This article is an appreciation of the two volume online book for which credit and praise is due.
The Cloister Windows project team have presented a complex, detailed description and analysis of the Cathedral Cloister windows within a beautifully illustrated work.
Having read this work online recently, when I walk there I have noted so much more than I was previously aware of. The record of fascinating dedications and donors is easy to note.
The words in this article are an attempt by me to note some aspects which impressed me personally. The introduction to both volumes reminds and informs the reader of Dean Bennett’s 1920s work in the Cathedral, and the intrinsic features in the Cloisters themselves as well as the windows. The study reveals the amazing depth of design illustrated in the four walks of the Cloisters which read East, North, West and South. A closer view of the stunning art work is revealed in the windows, which is not so easily seen by an observer looking up from the Cloister walks.
Formerly it was my understanding that Dean Bennett’s inspired project was chiefly to remember many affected by World War One. However I have learnt that only 17% of dedicatees were directly involved and affected by the 1914 -18 conflict but there are references to the Navy, also the Cheshire Army Air Corps. Window West 4 in the Calendar of Saints records the Birth of the Virgin Mary where the donors are anonymous but there is a moving dedication to:
“Thanksgiving for… two beloved sons who gave their lives in the Great War.”
Also Window W8 has a dedication to:
“Mollie Golder”, who was a VAD Nurse 1915-17 and died age 21 of a short illness.
On the North side there is a dedication remembrance of Chester Cathedral Choristers who died in two World Wars, four in the Great War and five in the World War II. Also on the North side and right by the Refectory steps it is recorded that the estate money of Frank Rigby was donated to pay for the restoration of the Refectory by Giles Gilbert Scott as well as supporting the work of Chester Royal Infirmary.
My attention was also drawn to the dedication below the Purification of the Blessed Virgin Mary, February 2nd on the East side (E.6.4) to Joyce Tollitt 1912 -1921 who died age nine. As the book text stated that her given name was Winifred, my second name, I began to speculate as to what illness or tragedy may have cut short her life, was it the pandemic of a century ago, the Spanish Flu or one of the usual diseases of the time such as diphtheria or T.B.?

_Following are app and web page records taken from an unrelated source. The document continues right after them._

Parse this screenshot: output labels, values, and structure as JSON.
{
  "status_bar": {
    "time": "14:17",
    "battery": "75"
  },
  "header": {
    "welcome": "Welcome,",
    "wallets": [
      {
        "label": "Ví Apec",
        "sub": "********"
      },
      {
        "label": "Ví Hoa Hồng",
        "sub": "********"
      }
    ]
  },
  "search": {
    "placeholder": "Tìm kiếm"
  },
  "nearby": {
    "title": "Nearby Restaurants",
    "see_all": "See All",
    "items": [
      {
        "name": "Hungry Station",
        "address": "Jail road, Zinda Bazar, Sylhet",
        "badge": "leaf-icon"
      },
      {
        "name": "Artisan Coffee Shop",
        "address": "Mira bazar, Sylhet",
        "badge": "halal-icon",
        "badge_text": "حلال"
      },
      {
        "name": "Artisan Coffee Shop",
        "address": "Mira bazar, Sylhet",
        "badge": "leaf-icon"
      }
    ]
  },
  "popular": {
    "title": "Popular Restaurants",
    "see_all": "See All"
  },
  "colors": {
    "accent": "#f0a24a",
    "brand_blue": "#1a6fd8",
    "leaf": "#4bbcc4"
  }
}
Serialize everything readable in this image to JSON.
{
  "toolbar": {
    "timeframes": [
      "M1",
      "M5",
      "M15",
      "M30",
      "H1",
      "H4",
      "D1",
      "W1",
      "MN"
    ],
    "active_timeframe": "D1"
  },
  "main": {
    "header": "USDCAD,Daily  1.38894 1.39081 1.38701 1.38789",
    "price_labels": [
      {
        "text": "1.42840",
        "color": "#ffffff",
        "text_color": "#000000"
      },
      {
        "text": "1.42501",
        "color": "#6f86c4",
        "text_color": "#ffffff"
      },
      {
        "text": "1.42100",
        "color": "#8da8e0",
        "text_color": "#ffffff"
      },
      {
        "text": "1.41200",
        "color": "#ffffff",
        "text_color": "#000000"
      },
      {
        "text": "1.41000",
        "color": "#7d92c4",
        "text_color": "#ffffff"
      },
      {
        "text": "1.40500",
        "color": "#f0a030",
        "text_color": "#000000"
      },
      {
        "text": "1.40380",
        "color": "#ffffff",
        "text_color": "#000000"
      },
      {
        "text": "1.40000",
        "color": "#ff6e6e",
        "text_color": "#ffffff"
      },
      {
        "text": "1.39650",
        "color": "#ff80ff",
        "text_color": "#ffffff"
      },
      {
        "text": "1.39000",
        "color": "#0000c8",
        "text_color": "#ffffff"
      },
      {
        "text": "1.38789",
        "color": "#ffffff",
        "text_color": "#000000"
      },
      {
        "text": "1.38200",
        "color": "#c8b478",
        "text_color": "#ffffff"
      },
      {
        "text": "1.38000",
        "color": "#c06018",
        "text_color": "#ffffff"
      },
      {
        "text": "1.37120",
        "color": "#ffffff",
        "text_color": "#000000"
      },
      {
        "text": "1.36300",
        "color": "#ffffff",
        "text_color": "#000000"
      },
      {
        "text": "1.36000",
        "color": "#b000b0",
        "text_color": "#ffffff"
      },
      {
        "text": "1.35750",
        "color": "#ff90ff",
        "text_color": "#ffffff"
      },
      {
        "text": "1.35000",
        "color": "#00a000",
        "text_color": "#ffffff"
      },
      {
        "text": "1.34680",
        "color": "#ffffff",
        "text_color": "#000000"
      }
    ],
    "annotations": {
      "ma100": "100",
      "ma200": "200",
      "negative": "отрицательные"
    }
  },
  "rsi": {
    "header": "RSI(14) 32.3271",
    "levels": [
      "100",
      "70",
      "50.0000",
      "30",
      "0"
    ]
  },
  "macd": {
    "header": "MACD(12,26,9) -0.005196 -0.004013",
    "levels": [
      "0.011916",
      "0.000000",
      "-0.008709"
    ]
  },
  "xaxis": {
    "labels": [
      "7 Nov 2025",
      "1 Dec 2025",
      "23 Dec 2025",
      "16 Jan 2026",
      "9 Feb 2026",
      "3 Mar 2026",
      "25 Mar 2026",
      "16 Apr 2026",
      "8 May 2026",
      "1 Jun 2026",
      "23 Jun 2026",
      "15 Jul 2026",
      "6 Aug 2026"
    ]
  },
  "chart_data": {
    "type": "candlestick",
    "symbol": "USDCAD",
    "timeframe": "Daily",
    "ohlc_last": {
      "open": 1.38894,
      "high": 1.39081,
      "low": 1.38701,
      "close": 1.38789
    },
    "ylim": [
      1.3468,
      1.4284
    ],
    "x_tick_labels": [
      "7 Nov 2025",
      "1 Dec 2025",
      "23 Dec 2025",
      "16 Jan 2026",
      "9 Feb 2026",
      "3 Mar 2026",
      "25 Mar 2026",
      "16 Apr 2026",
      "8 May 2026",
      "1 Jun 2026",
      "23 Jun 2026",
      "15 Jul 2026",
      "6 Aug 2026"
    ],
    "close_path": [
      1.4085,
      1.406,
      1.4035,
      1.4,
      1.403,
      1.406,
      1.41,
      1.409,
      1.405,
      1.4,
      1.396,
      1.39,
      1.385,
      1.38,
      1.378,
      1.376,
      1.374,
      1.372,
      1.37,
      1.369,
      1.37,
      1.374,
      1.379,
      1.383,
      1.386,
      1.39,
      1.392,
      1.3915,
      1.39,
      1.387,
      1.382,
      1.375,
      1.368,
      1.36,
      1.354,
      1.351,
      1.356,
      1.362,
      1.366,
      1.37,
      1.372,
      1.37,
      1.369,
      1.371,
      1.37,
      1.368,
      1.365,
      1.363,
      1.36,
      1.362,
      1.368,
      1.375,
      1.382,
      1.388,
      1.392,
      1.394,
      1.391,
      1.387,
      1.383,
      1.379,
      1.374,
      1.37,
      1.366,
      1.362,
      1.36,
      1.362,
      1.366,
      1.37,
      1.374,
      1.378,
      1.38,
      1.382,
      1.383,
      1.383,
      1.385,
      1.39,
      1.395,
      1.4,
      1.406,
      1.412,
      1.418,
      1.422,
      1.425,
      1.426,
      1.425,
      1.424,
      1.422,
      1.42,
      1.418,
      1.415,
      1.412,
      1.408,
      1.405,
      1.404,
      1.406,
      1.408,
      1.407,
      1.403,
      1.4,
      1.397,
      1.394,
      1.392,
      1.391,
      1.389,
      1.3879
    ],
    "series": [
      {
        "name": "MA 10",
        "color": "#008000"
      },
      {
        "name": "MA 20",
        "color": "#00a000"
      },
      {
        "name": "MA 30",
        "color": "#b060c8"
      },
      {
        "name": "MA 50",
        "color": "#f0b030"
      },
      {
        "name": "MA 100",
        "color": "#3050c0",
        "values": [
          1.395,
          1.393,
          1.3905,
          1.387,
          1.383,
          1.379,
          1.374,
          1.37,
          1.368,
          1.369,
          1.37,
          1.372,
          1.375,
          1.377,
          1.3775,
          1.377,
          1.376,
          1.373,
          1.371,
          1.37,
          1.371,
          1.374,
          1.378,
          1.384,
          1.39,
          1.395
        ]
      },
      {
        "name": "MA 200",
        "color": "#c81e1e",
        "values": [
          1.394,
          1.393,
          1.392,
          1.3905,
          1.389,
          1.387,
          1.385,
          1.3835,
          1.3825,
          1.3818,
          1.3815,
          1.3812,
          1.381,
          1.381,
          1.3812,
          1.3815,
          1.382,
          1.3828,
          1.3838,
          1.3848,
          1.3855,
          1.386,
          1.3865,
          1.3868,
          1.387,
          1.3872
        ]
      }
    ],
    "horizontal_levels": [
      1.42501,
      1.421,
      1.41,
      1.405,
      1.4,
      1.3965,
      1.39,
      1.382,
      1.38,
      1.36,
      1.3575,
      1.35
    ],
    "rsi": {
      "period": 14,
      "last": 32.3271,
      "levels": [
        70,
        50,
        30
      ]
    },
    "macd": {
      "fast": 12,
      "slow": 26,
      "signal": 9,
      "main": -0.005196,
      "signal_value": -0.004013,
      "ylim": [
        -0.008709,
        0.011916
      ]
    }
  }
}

Within this tribute article I now choose to pay attention to details recorded about three windows in the South Cloister which also impressed me personally. One of the poets I studied for A-level English from the period of the Metaphysical Poets was George Herbert who died in 1633. His renown in the Church is for his hymn writing. His image features in South Cloister seven where the four children of the Vicar of St. John the Baptist Church 1875-1915 dedicated it to their father.
Beautiful images have also been created by the artist Trena Cox in S1.1. Ranulf Higden (1280-1364) is shown here. He is ascribed to be the writer of the Chester Mystery Plays and his famous book the Polychronicon. Also shown in that window is Abbot Simon Whitchurch (1265-1289) and the book reveals that he was responsible for piping fresh water to the Benedictine Abbey of St. Werburgh.
To conclude this personal review I highlight an illuminating article by Stephen Broadbent in 1994 about his Water of Life Sculpture in the Garth. This Sculptor spoke to the Friends of Chester Cathedral some years ago as others may recall. He wrote how Dean Smalley, a scholar of St. John encouraged his endeavour to design this work of Art.